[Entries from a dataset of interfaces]
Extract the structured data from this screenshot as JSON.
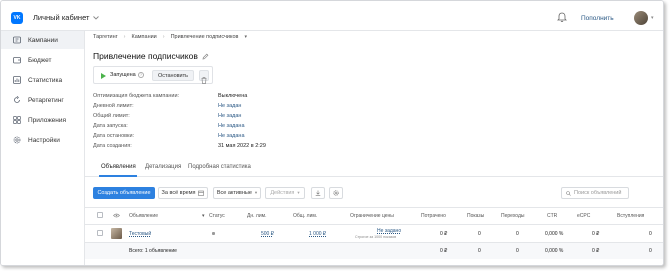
{
  "app": {
    "logo_text": "VK",
    "cabinet_label": "Личный кабинет"
  },
  "header": {
    "topup_label": "Пополнить"
  },
  "sidebar": {
    "items": [
      {
        "label": "Кампании",
        "icon": "campaigns-icon"
      },
      {
        "label": "Бюджет",
        "icon": "wallet-icon"
      },
      {
        "label": "Статистика",
        "icon": "stats-icon"
      },
      {
        "label": "Ретаргетинг",
        "icon": "retarget-icon"
      },
      {
        "label": "Приложения",
        "icon": "apps-icon"
      },
      {
        "label": "Настройки",
        "icon": "gear-icon"
      }
    ]
  },
  "breadcrumb": {
    "items": [
      "Таргетинг",
      "Кампании",
      "Привлечение подписчиков"
    ]
  },
  "campaign": {
    "title": "Привлечение подписчиков",
    "status": "Запущена",
    "stop_label": "Остановить",
    "info": [
      {
        "key": "Оптимизация бюджета кампании:",
        "value": "Выключена",
        "link": false
      },
      {
        "key": "Дневной лимит:",
        "value": "Не задан",
        "link": true
      },
      {
        "key": "Общий лимит:",
        "value": "Не задан",
        "link": true
      },
      {
        "key": "Дата запуска:",
        "value": "Не задана",
        "link": true
      },
      {
        "key": "Дата остановки:",
        "value": "Не задана",
        "link": true
      },
      {
        "key": "Дата создания:",
        "value": "31 мая 2022 в 2:29",
        "link": false
      }
    ]
  },
  "tabs": [
    "Объявления",
    "Детализация",
    "Подробная статистика"
  ],
  "toolbar": {
    "create_label": "Создать объявление",
    "period_label": "За всё время",
    "filter_label": "Все активные",
    "actions_label": "Действия",
    "search_placeholder": "Поиск объявлений"
  },
  "table": {
    "headers": {
      "ad": "Объявление",
      "status": "Статус",
      "day_limit": "Дн. лим.",
      "total_limit": "Общ. лим.",
      "price_limit": "Ограничение цены",
      "spent": "Потрачено",
      "impressions": "Показы",
      "clicks": "Переходы",
      "ctr": "CTR",
      "ecpc": "eCPC",
      "joined": "Вступления"
    },
    "row": {
      "name": "Тестовый",
      "day_limit": "500 ₽",
      "total_limit": "1 000 ₽",
      "price_limit": "Не задано",
      "price_limit_note": "Строгое за 1000 показов",
      "spent": "0 ₽",
      "impressions": "0",
      "clicks": "0",
      "ctr": "0,000 %",
      "ecpc": "0 ₽",
      "joined": "0"
    },
    "total": {
      "label": "Всего: 1 объявление",
      "spent": "0 ₽",
      "impressions": "0",
      "clicks": "0",
      "ctr": "0,000 %",
      "ecpc": "0 ₽",
      "joined": "0"
    }
  },
  "colors": {
    "accent": "#2d81e0",
    "link": "#2a5885",
    "status_running": "#4bb34b"
  }
}
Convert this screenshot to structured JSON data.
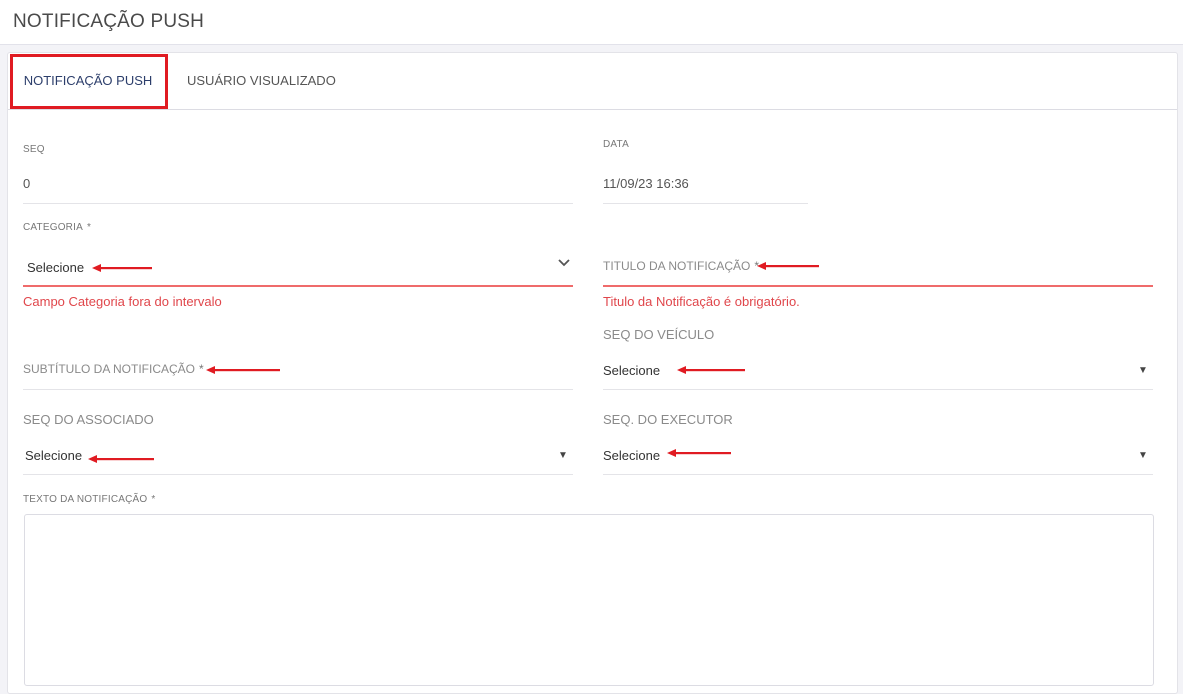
{
  "page": {
    "title": "NOTIFICAÇÃO PUSH"
  },
  "tabs": [
    {
      "label": "NOTIFICAÇÃO PUSH",
      "active": true
    },
    {
      "label": "USUÁRIO VISUALIZADO",
      "active": false
    }
  ],
  "form": {
    "seq": {
      "label": "SEQ",
      "value": "0"
    },
    "data": {
      "label": "DATA",
      "value": "11/09/23 16:36"
    },
    "categoria": {
      "label": "CATEGORIA",
      "required": "*",
      "value": "Selecione",
      "error": "Campo Categoria fora do intervalo"
    },
    "titulo": {
      "label": "TITULO DA NOTIFICAÇÃO",
      "required": "*",
      "error": "Titulo da Notificação é obrigatório."
    },
    "subtitulo": {
      "label": "SUBTÍTULO DA NOTIFICAÇÃO",
      "required": "*"
    },
    "seq_veiculo": {
      "label": "SEQ DO VEÍCULO",
      "value": "Selecione"
    },
    "seq_associado": {
      "label": "SEQ DO ASSOCIADO",
      "value": "Selecione"
    },
    "seq_executor": {
      "label": "SEQ. DO EXECUTOR",
      "value": "Selecione"
    },
    "texto": {
      "label": "TEXTO DA NOTIFICAÇÃO",
      "required": "*",
      "value": ""
    }
  },
  "icons": {
    "dropdown_caret": "▼",
    "annotation_arrow": "red-arrow-left"
  },
  "colors": {
    "error": "#e0464b",
    "highlight": "#e01b22",
    "active_tab_text": "#2c3e6b"
  }
}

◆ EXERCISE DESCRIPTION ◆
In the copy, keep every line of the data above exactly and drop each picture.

◆ SOLUTION TO THIS PROBLEM ◆
Extract the structured data from this screenshot as JSON.
{
  "app": {
    "logo_text": "VK",
    "cabinet_label": "Личный кабинет"
  },
  "header": {
    "topup_label": "Пополнить"
  },
  "sidebar": {
    "items": [
      {
        "label": "Кампании",
        "icon": "campaigns-icon"
      },
      {
        "label": "Бюджет",
        "icon": "wallet-icon"
      },
      {
        "label": "Статистика",
        "icon": "stats-icon"
      },
      {
        "label": "Ретаргетинг",
        "icon": "retarget-icon"
      },
      {
        "label": "Приложения",
        "icon": "apps-icon"
      },
      {
        "label": "Настройки",
        "icon": "gear-icon"
      }
    ]
  },
  "breadcrumb": {
    "items": [
      "Таргетинг",
      "Кампании",
      "Привлечение подписчиков"
    ]
  },
  "campaign": {
    "title": "Привлечение подписчиков",
    "status": "Запущена",
    "stop_label": "Остановить",
    "info": [
      {
        "key": "Оптимизация бюджета кампании:",
        "value": "Выключена",
        "link": false
      },
      {
        "key": "Дневной лимит:",
        "value": "Не задан",
        "link": true
      },
      {
        "key": "Общий лимит:",
        "value": "Не задан",
        "link": true
      },
      {
        "key": "Дата запуска:",
        "value": "Не задана",
        "link": true
      },
      {
        "key": "Дата остановки:",
        "value": "Не задана",
        "link": true
      },
      {
        "key": "Дата создания:",
        "value": "31 мая 2022 в 2:29",
        "link": false
      }
    ]
  },
  "tabs": [
    "Объявления",
    "Детализация",
    "Подробная статистика"
  ],
  "toolbar": {
    "create_label": "Создать объявление",
    "period_label": "За всё время",
    "filter_label": "Все активные",
    "actions_label": "Действия",
    "search_placeholder": "Поиск объявлений"
  },
  "table": {
    "headers": {
      "ad": "Объявление",
      "status": "Статус",
      "day_limit": "Дн. лим.",
      "total_limit": "Общ. лим.",
      "price_limit": "Ограничение цены",
      "spent": "Потрачено",
      "impressions": "Показы",
      "clicks": "Переходы",
      "ctr": "CTR",
      "ecpc": "eCPC",
      "joined": "Вступления"
    },
    "row": {
      "name": "Тестовый",
      "day_limit": "500 ₽",
      "total_limit": "1 000 ₽",
      "price_limit": "Не задано",
      "price_limit_note": "Строгое за 1000 показов",
      "spent": "0 ₽",
      "impressions": "0",
      "clicks": "0",
      "ctr": "0,000 %",
      "ecpc": "0 ₽",
      "joined": "0"
    },
    "total": {
      "label": "Всего: 1 объявление",
      "spent": "0 ₽",
      "impressions": "0",
      "clicks": "0",
      "ctr": "0,000 %",
      "ecpc": "0 ₽",
      "joined": "0"
    }
  },
  "colors": {
    "accent": "#2d81e0",
    "link": "#2a5885",
    "status_running": "#4bb34b"
  }
}
Convert this screenshot to structured JSON data.
{
  "page": {
    "title": "NOTIFICAÇÃO PUSH"
  },
  "tabs": [
    {
      "label": "NOTIFICAÇÃO PUSH",
      "active": true
    },
    {
      "label": "USUÁRIO VISUALIZADO",
      "active": false
    }
  ],
  "form": {
    "seq": {
      "label": "SEQ",
      "value": "0"
    },
    "data": {
      "label": "DATA",
      "value": "11/09/23 16:36"
    },
    "categoria": {
      "label": "CATEGORIA",
      "required": "*",
      "value": "Selecione",
      "error": "Campo Categoria fora do intervalo"
    },
    "titulo": {
      "label": "TITULO DA NOTIFICAÇÃO",
      "required": "*",
      "error": "Titulo da Notificação é obrigatório."
    },
    "subtitulo": {
      "label": "SUBTÍTULO DA NOTIFICAÇÃO",
      "required": "*"
    },
    "seq_veiculo": {
      "label": "SEQ DO VEÍCULO",
      "value": "Selecione"
    },
    "seq_associado": {
      "label": "SEQ DO ASSOCIADO",
      "value": "Selecione"
    },
    "seq_executor": {
      "label": "SEQ. DO EXECUTOR",
      "value": "Selecione"
    },
    "texto": {
      "label": "TEXTO DA NOTIFICAÇÃO",
      "required": "*",
      "value": ""
    }
  },
  "icons": {
    "dropdown_caret": "▼",
    "annotation_arrow": "red-arrow-left"
  },
  "colors": {
    "error": "#e0464b",
    "highlight": "#e01b22",
    "active_tab_text": "#2c3e6b"
  }
}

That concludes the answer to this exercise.